An unequivocal and complete assignment extinguishes the assignor’s rights against the obligor and leaves the assignor without standing to sue the obligor.[i] However, when an assignment is made for collection or security, the assignor retains an equitable ownership. Therefore, the assignor may maintain an action for recovery.
The legal title to an insolvent assignor’s unexempt real estate vests in the assignee by virtue of the assignment. The assignee, however, takes the title only in trust for the benefit of the assignor’s creditors; no beneficial interest vests in him. When the trust has been executed or the insolvency proceedings finally end, if there remains any real estate not disposed of by the assignee, it reverts to the assignor by operation of law. A substantial interest of some kind in his/her real estate remains in the assignor after he has made an assignment for the benefit of his/her creditors.[ii]
[i] RBS Holdings, Inc. v. Gordon & Ferguson, Inc., 2008 U.S. Dist. LEXIS 23688 (S.D.N.Y. Mar. 26, 2008)

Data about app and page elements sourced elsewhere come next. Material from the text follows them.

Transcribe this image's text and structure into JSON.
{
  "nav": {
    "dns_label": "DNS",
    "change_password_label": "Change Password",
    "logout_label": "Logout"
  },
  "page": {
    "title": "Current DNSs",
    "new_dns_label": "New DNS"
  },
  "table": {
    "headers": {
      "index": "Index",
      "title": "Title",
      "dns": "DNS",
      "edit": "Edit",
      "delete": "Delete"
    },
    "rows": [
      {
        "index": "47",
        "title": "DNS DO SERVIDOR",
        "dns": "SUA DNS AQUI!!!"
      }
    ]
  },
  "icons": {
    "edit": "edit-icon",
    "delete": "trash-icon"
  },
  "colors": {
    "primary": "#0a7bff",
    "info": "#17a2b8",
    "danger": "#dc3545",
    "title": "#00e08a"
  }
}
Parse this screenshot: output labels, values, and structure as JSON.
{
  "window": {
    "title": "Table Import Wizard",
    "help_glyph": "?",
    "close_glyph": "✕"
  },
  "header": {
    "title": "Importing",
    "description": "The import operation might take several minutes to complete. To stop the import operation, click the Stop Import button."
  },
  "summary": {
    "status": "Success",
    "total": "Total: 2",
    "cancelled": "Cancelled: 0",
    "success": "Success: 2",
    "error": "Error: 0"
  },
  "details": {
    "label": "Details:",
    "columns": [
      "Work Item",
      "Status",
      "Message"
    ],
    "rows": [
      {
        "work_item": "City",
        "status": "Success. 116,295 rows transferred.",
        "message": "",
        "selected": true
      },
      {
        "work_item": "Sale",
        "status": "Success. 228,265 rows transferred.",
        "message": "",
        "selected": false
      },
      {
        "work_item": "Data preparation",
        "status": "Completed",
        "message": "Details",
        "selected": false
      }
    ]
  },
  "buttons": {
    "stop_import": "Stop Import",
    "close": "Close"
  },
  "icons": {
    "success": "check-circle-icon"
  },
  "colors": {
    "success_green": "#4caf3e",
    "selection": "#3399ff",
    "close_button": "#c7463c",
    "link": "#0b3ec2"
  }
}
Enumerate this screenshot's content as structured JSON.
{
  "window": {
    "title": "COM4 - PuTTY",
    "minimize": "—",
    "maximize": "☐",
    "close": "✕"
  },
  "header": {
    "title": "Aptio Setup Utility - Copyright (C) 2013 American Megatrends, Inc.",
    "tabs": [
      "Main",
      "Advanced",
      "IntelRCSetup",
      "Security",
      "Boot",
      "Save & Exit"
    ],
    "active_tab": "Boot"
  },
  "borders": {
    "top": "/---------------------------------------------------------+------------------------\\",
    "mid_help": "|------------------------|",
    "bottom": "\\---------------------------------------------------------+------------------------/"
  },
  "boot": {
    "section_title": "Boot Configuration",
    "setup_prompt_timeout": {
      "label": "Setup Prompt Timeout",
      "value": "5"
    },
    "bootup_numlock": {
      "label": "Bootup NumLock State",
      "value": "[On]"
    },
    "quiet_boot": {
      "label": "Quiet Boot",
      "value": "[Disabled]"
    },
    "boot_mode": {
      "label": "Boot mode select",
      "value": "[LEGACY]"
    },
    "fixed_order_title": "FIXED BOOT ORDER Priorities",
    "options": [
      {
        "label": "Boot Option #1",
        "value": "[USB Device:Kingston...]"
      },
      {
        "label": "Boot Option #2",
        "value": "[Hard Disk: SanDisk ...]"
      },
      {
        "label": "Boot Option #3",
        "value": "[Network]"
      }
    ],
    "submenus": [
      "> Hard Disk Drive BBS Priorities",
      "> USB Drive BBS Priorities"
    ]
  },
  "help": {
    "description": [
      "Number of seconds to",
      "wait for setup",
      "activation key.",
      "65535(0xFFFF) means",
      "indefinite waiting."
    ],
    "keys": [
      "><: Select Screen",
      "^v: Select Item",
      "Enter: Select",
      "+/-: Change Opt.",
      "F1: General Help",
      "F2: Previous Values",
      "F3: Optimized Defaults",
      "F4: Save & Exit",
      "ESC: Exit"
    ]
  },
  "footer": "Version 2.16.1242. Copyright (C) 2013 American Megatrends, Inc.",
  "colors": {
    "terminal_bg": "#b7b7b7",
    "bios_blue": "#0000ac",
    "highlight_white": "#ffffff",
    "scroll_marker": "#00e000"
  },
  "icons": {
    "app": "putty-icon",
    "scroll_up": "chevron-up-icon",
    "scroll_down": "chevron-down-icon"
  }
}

[ii] Northwestern Mut. Life Ins. Co. v. Murphy, 103 Minn. 104 (Minn. 1908)